Scan the lines below for "data" and copy the matches.

(Stored items from a collection)
==================================================
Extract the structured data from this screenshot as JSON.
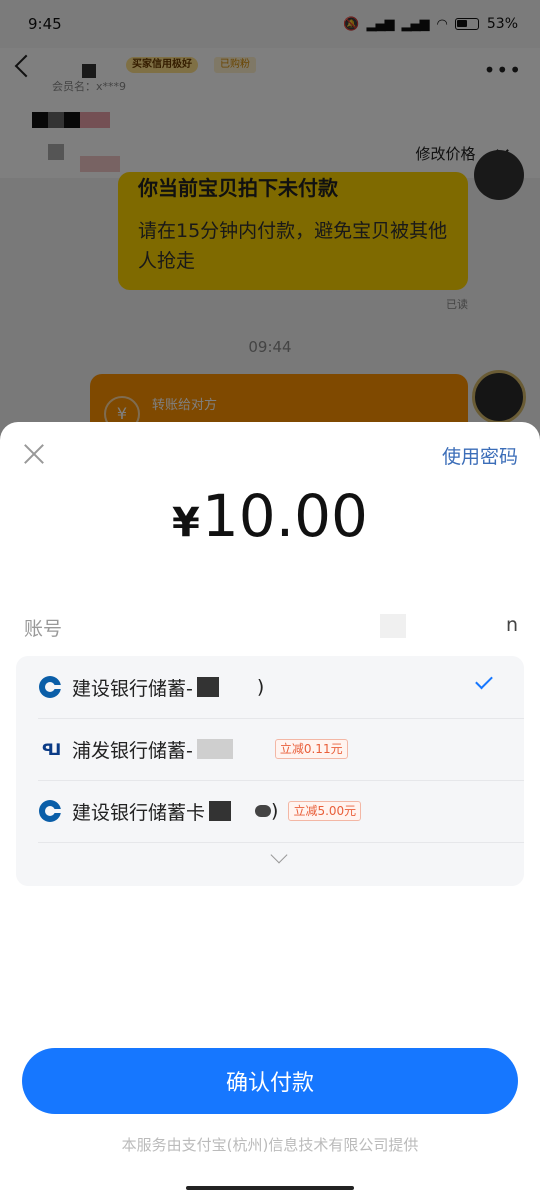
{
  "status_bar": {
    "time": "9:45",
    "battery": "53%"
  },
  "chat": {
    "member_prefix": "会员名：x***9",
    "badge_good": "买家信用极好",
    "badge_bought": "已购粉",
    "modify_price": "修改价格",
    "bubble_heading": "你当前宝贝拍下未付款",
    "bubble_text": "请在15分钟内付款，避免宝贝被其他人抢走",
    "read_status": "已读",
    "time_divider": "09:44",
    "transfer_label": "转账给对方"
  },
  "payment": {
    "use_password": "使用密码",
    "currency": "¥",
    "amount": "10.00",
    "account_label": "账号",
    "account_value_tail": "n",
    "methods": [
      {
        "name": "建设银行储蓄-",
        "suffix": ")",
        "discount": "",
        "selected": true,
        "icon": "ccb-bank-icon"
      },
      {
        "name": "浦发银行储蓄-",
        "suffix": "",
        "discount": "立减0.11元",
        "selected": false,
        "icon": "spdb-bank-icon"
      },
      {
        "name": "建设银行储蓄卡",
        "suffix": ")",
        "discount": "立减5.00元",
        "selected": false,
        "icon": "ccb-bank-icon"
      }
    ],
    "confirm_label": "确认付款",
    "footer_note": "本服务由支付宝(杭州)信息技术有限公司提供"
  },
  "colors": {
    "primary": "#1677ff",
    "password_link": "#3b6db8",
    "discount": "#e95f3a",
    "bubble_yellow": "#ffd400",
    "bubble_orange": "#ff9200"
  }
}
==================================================
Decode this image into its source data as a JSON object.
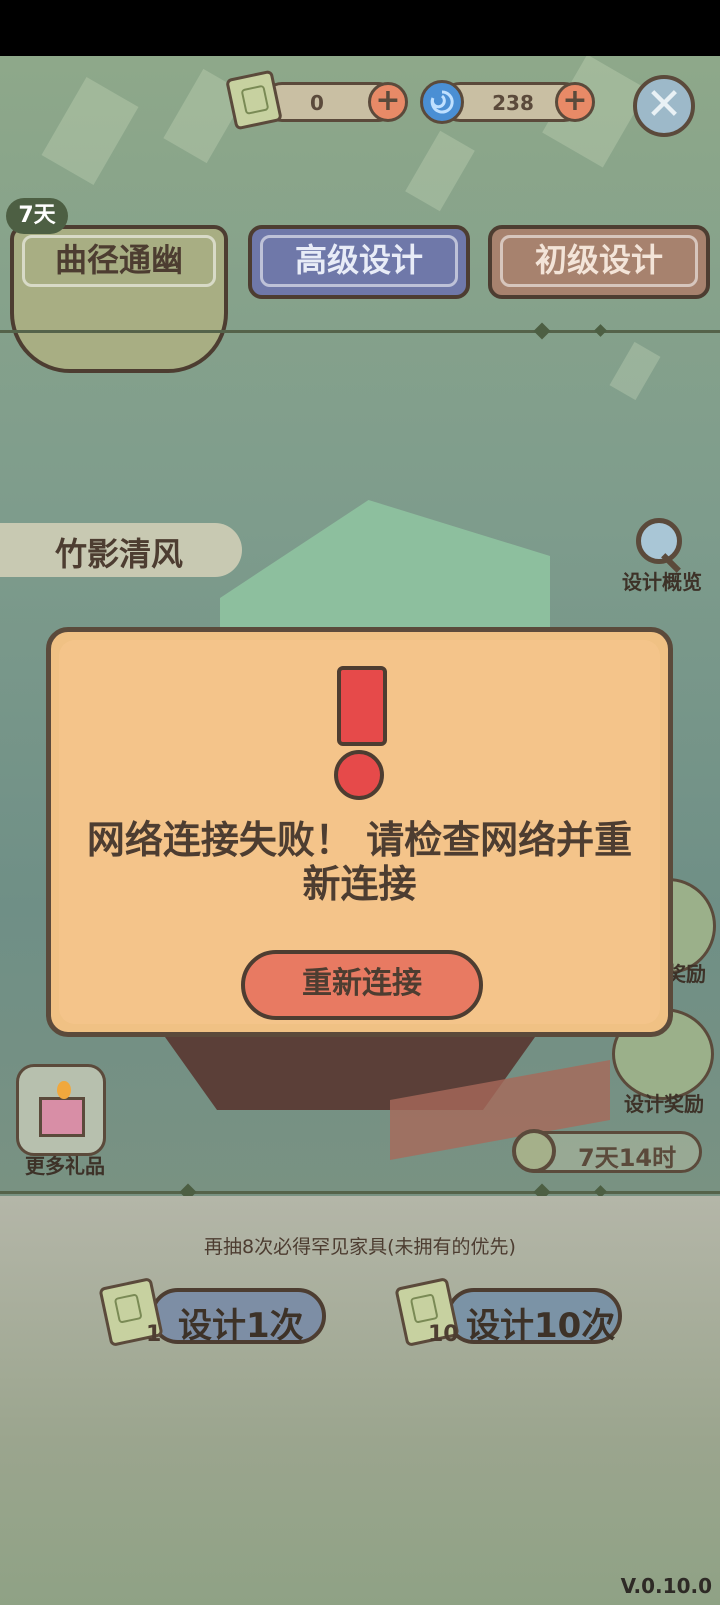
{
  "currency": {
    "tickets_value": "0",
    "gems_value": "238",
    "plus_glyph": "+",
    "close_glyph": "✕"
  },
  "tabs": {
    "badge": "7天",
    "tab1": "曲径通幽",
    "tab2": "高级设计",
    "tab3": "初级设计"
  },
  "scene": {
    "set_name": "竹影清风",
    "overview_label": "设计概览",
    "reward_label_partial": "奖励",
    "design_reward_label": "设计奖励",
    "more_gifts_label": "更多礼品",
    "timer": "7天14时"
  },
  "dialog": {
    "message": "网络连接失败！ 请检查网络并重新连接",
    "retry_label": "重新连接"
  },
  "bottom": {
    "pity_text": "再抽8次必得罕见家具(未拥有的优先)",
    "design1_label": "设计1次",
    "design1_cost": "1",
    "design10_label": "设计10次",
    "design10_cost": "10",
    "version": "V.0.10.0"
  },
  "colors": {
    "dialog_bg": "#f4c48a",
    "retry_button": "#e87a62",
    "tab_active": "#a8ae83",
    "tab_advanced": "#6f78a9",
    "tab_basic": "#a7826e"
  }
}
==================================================
# COMPLETED TASK:
Extract the structured data from this screenshot as JSON.
Decode this image into its source data as a JSON object.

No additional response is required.